FIG. 1 is a hardness curve in the nitrogen enriched surface layer of an austenitic stainless steel;
FIG. 2 shows the nitrogen solubility as a function of temperature and nitrogen pressure for an example of a stainless duplex steel;
FIG. 3 shows the structure at the transition from the nitrogen enriched surface region to the core of the stainless ferritic-austenitic duplex steel X 2 CrNiMoN 22 5 3;
FIG. 4 shows the loss in weight for the cavitation analysis of a stainless duplex steel in comparison to the nitrogen enriched surface of the same steel; and
FIG. 5 shows current density-potential curves in an aqueous 3% by weight NaCl solution for a stainless duplex steel prior to and after enrichment with nitrogen.
For high-speed pump gears and impellers employed in corrosive media, ferritic-austenitic stainless duplex steels are frequently used, because the two-phase structure has the required high yield point. A frequent type of failure is wear due to cavitation. As can be seen from FIG. 2, by means of nitrogen enrichment in nitrogen gas at 1150° C. and a pressure of one bar, ≧1.4% by weight nitrogen is dissolved in the surface zone of this material. After being cooled down or quenched, a completely austenitic surface layer over a ferritic-austenitic core structure results, as can be seen from FIG. 3. In comparison to the non nitrogen enriched core material, this surface layer was subjected to a cavitation wear analysis. In this connection, a cavitation field is generated by an ultrasonic resonator at 20 kHz and an amplitude of 40 μm in distilled water; this leads to implosions at the surface of the specimen. In FIG. 4, the amount of wear is plotted as a loss in weight against the duration of stress or load. The rate of wear for the inventively nitrogen enriched surface layer is 0.0356 (mg/103 s), whereas the rate of wear for steel that has not been nitrogen enriched is 1.53 (mg/103 s). Thus, by enriching the surface and near surface regions with nitrogen, a reduction in the rate of wear by a factor of 43 is achieved. From the example of a current density potential curve shown in FIG. 5, it can be seen that the resistance to corrosion from moisture in synthetic ocean water is readily improved by the nitrogen enrichment of the surface and near surface. At approximately the same passive current density, the break-down potential for the nitrogen enriched specimen is increased relative to the non-nitrogen enriched specimen.

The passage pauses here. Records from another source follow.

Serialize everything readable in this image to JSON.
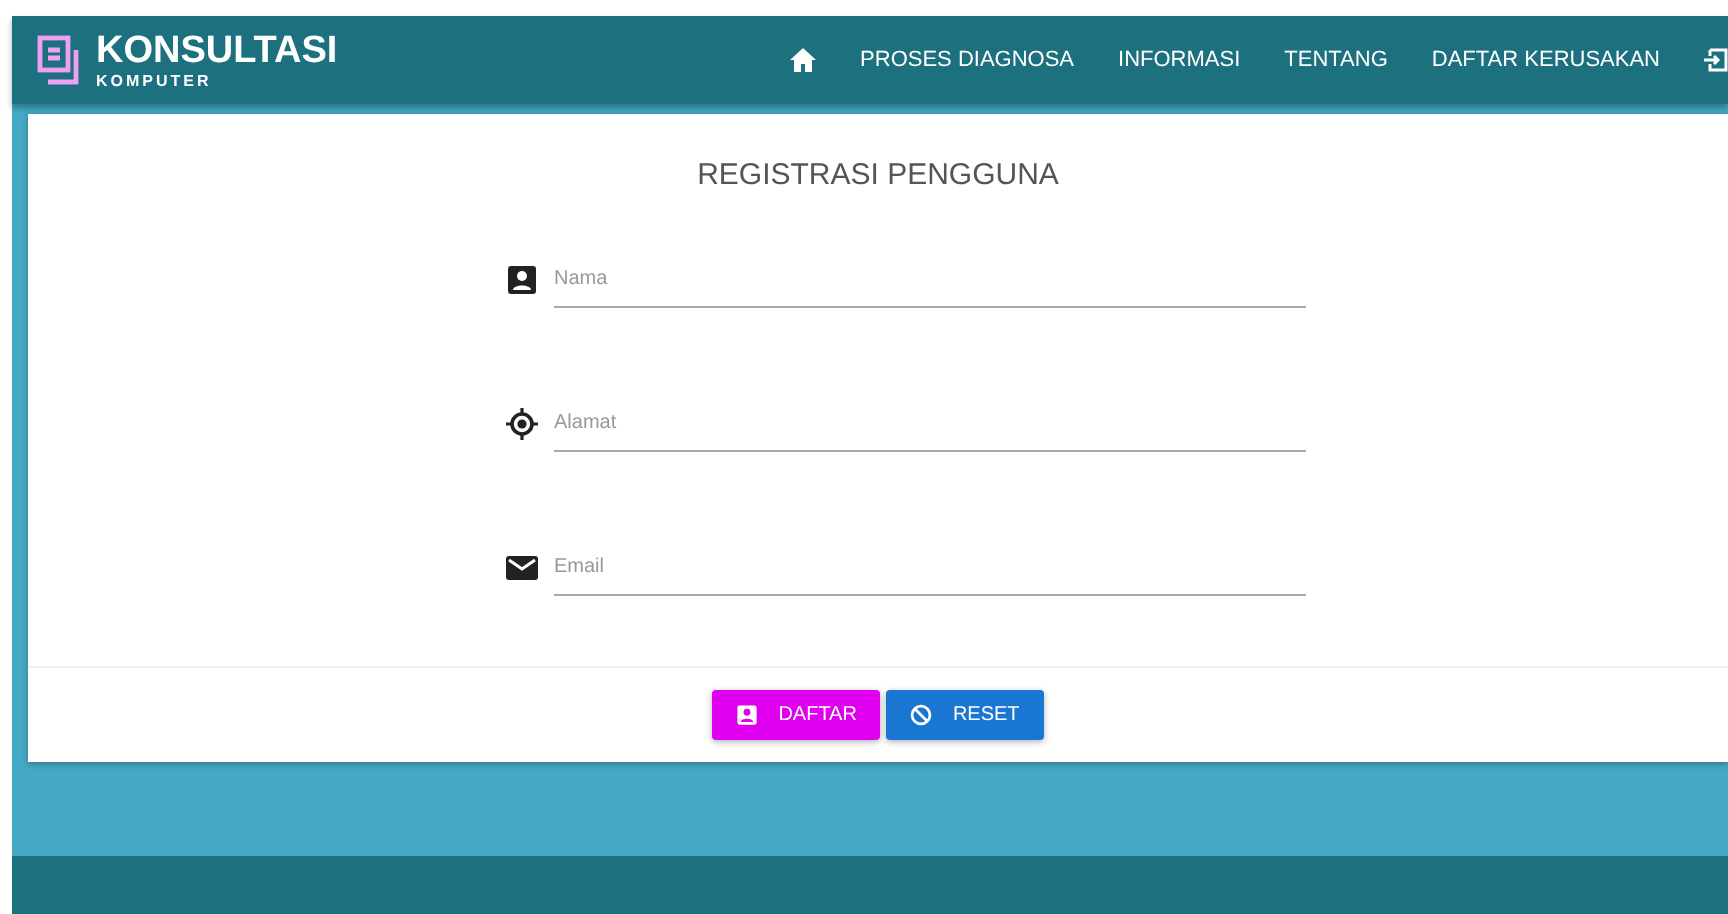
{
  "brand": {
    "title": "KONSULTASI",
    "subtitle": "KOMPUTER"
  },
  "nav": [
    {
      "kind": "home"
    },
    {
      "kind": "text",
      "label": "PROSES DIAGNOSA"
    },
    {
      "kind": "text",
      "label": "INFORMASI"
    },
    {
      "kind": "text",
      "label": "TENTANG"
    },
    {
      "kind": "text",
      "label": "DAFTAR KERUSAKAN"
    },
    {
      "kind": "login"
    }
  ],
  "form": {
    "title": "REGISTRASI PENGGUNA",
    "fields": [
      {
        "kind": "person",
        "placeholder": "Nama"
      },
      {
        "kind": "location",
        "placeholder": "Alamat"
      },
      {
        "kind": "mail",
        "placeholder": "Email"
      }
    ],
    "buttons": [
      {
        "kind": "register",
        "label": "DAFTAR"
      },
      {
        "kind": "reset",
        "label": "RESET"
      }
    ]
  }
}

Applied to a pump gear, these test results mean that the high yield point of the ferritic-austenitic duplex structure in the core and hence the load-carrying capacity at high speeds of rotation are maintained. At the same time, the cavitation wear rate is significantly reduced due to the nitrogen enriched austenitic surface layer until this layer is consumed. With respect to cost, the thermal treatment, comprising annealing the solution at 1020° to 1100° C., and quenching, which are customary for duplex steels, are eliminated. In place thereof, the present invention provides for the nitrogen enrichment and quenching, so that the only extra expense is for a longer treatment time and for the gas atmosphere.
The present invention is, of course, in no way restricted to the specific disclosure of the specification and drawings, but also encompasses any modifications within the scope of the appended claims.